++++ INFORMATION PROVIDED

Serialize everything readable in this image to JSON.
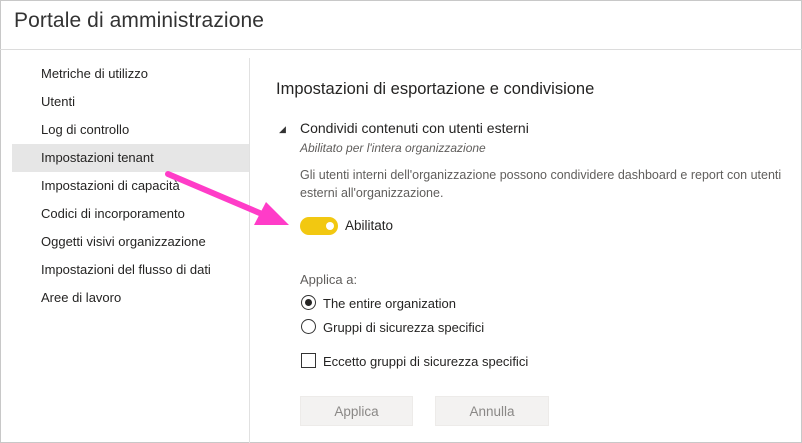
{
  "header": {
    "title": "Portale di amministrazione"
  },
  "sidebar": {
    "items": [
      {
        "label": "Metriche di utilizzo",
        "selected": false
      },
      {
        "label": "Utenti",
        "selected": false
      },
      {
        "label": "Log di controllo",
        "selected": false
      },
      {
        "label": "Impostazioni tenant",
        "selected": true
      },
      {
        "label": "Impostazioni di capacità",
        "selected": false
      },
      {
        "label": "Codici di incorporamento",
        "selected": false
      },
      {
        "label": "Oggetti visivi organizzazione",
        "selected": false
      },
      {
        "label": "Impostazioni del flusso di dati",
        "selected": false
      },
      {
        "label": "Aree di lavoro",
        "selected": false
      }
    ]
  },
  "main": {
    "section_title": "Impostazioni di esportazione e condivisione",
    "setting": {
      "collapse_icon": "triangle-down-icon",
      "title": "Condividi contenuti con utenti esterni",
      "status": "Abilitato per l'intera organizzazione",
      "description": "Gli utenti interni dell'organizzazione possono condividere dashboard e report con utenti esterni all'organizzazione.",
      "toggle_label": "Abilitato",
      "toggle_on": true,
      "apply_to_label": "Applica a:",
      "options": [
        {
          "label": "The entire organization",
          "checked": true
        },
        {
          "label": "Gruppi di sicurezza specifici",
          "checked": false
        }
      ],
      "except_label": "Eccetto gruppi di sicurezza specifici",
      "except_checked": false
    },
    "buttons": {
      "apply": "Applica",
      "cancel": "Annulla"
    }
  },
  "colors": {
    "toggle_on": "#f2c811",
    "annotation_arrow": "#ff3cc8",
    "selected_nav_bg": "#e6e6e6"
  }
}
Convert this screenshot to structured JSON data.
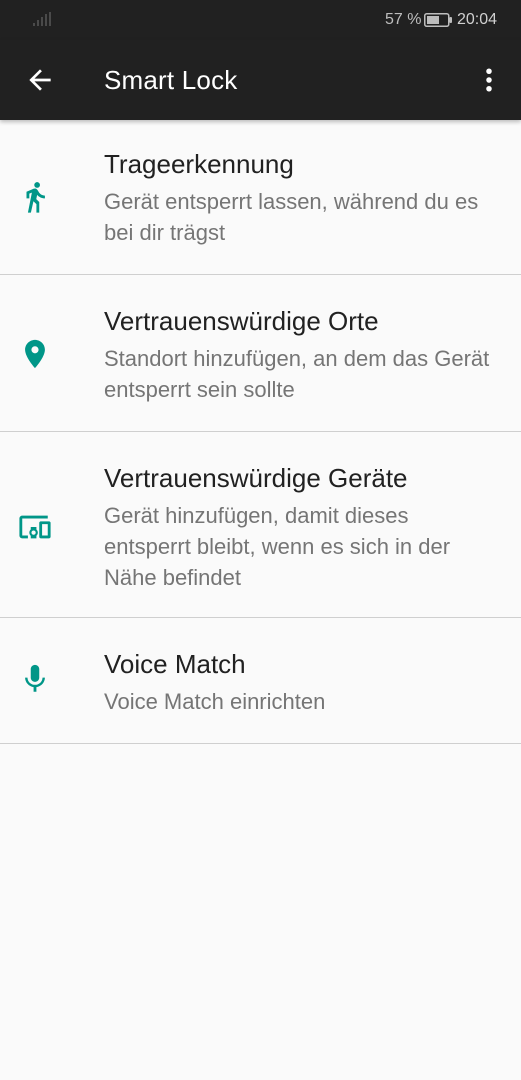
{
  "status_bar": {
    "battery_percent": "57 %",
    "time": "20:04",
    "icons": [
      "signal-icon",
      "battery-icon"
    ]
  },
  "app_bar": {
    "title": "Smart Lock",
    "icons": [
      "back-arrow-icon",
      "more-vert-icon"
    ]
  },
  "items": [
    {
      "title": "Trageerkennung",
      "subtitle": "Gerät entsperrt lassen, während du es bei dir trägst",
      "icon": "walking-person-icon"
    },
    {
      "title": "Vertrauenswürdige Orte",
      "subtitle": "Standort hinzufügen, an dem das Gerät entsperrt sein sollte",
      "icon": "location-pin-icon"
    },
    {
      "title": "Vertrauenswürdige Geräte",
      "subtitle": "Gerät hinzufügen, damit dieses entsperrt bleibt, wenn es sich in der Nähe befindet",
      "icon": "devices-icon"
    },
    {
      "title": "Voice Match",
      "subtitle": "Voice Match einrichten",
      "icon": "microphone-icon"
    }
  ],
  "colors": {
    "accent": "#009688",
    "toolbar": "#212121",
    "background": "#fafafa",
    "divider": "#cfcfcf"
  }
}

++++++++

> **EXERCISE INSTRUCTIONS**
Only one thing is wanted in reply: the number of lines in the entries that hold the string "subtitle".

> **PROBLEM SOLUTION**
4